Data records for software interfaces:
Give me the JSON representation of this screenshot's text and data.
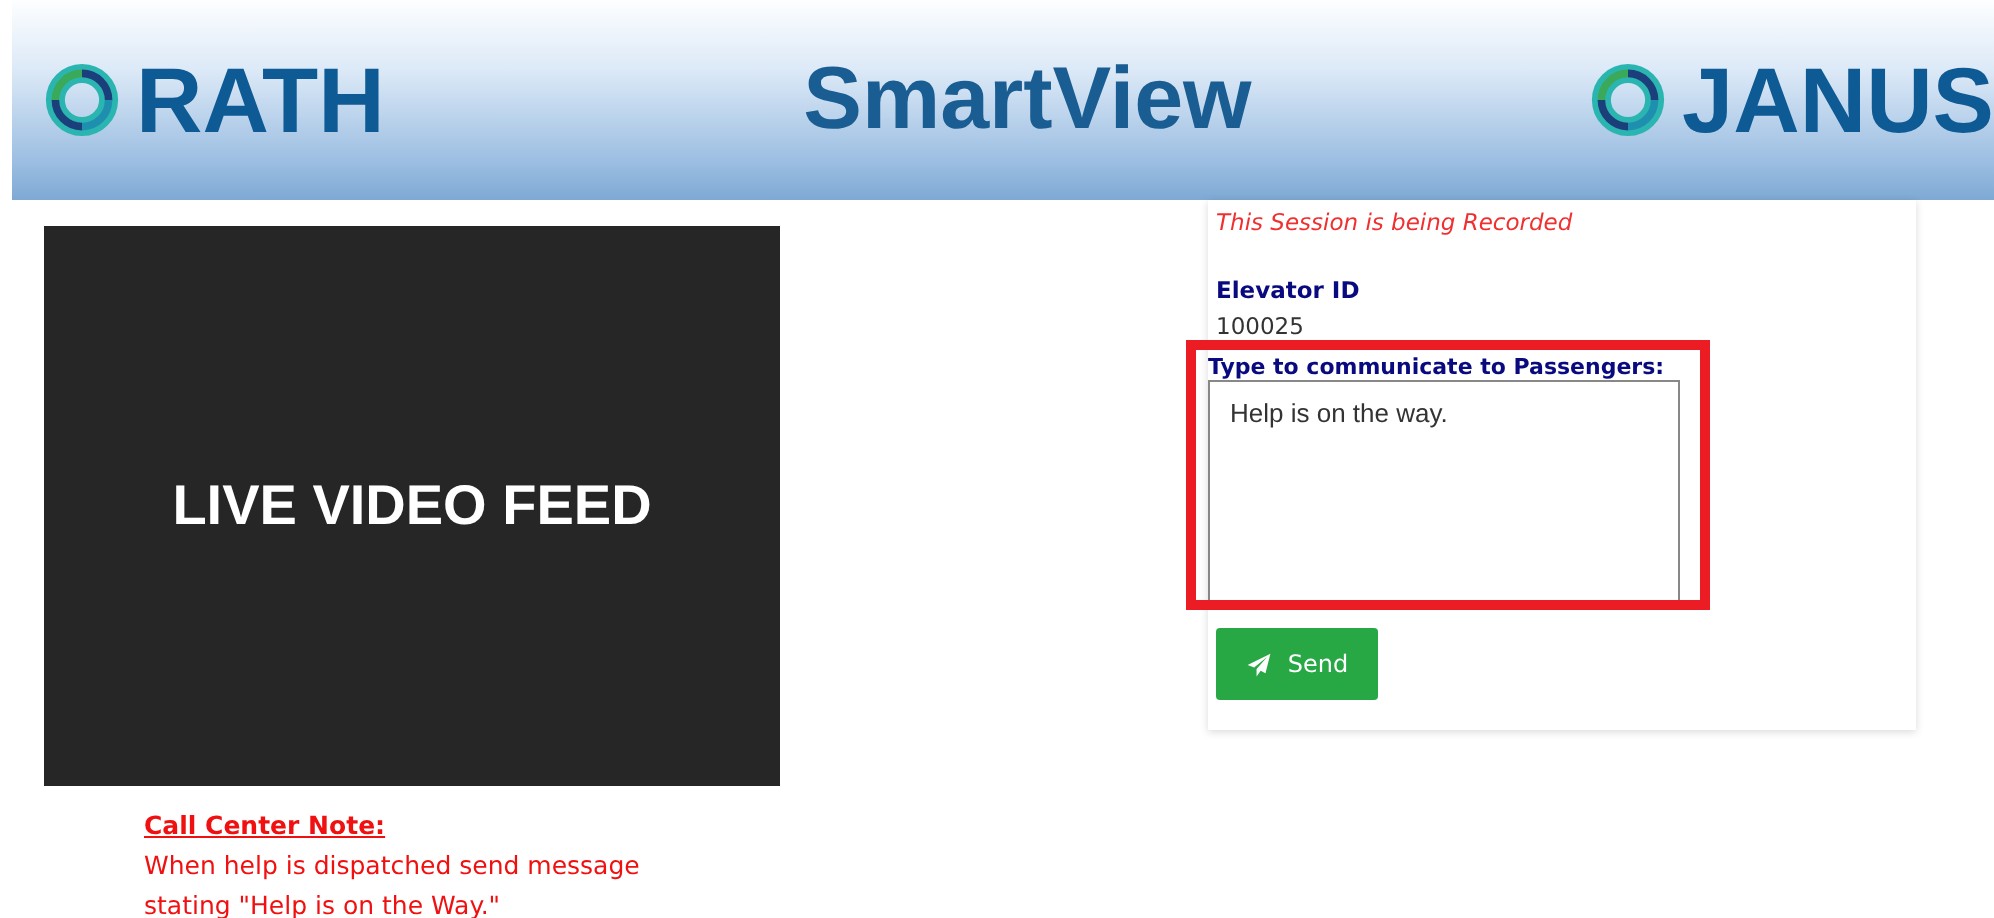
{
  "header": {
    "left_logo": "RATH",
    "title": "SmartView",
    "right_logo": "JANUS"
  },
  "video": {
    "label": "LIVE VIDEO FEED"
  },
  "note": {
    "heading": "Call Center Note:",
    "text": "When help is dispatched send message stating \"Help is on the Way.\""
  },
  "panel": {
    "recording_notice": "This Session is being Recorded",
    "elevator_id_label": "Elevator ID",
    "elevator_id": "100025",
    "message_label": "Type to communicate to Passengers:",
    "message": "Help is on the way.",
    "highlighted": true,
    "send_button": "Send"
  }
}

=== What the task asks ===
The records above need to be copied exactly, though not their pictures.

=== Solved problem ===
Give me the JSON representation of this screenshot's text and data.
{
  "header": {
    "left_logo": "RATH",
    "title": "SmartView",
    "right_logo": "JANUS"
  },
  "video": {
    "label": "LIVE VIDEO FEED"
  },
  "note": {
    "heading": "Call Center Note:",
    "text": "When help is dispatched send message stating \"Help is on the Way.\""
  },
  "panel": {
    "recording_notice": "This Session is being Recorded",
    "elevator_id_label": "Elevator ID",
    "elevator_id": "100025",
    "message_label": "Type to communicate to Passengers:",
    "message": "Help is on the way.",
    "highlighted": true,
    "send_button": "Send"
  }
}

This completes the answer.